This good read from The New York Times came across my Twitter feed today from their Gray Matter blog (which tends to be interesting). It is a discussion of reader comments on web articles and how they can color readers’ perceptions of things they had already read and it got me thinking.
I love the internet, and I love having it in my pocket. I love having access to nearly all the information there is in the world. It is truly mind boggling to think that to children being born today, this is the default.
But I worry that, as is so often the case, we rush into the technology without taking the time to see how it affects us. This is a theme I am sure I will return to – I can’t help it. Despite my recently professed love for the internet, I can be very much the luddite.
It is wonderful that we can access so much information. But the flip side is that there is simply too much information for any one human brain to handle and so it becomes necessary to filter the information we do consume.
This leads to the kind of dialogue we currently have in the world where people aren’t even speaking from the same set of facts when trying to solve problems. Where one’s views never need to be challenged and where you can always find an expert with a website to validate your preconceived notions about the world.
What this requires, I think, is a new sort of Renaissance Man. One who knows where he stands in the world, but is not afraid of broadening his horizons. One who visits Tricycle, The Longing Soul, and Richard Dawkins. One who reads the editorials in The New York Times and The Wall Street Journal.
The world is a bigger and more complicated place than we will ever know, and that is fine. It is bigger and more complicated than any one ideology, philosophy, or religion can encompass. It is certainly bigger and more complicated than you think, no matter how sure of yourself you may be.

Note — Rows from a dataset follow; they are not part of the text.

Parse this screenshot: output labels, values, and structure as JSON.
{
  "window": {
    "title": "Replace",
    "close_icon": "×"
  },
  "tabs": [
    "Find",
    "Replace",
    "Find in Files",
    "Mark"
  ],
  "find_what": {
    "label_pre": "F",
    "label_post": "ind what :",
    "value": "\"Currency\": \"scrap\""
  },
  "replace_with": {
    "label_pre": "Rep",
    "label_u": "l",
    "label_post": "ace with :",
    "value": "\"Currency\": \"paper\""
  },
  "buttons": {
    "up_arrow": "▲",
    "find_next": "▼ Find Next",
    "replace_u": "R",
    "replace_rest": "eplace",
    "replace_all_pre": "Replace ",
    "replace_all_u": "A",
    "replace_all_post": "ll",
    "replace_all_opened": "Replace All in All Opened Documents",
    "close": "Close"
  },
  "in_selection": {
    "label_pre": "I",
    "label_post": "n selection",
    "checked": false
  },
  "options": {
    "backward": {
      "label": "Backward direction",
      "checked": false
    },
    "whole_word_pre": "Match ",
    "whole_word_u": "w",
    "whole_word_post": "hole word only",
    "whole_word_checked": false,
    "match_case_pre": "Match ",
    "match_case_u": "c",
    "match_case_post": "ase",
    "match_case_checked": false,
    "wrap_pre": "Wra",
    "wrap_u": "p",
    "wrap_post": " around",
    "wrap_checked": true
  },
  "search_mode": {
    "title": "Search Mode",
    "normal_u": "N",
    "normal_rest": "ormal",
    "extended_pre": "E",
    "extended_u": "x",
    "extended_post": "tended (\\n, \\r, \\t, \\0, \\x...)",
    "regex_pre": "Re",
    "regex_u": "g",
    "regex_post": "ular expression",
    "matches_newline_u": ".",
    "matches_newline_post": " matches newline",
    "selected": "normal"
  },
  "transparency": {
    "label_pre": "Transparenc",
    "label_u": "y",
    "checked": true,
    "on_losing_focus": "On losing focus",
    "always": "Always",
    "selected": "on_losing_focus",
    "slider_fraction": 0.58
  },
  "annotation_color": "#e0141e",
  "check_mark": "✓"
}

Best to explore it a bit. Seek out uncertainty. And be nice to one another in message boards. Because, as with all technology, it will be a force for good or bad depending on how we use it.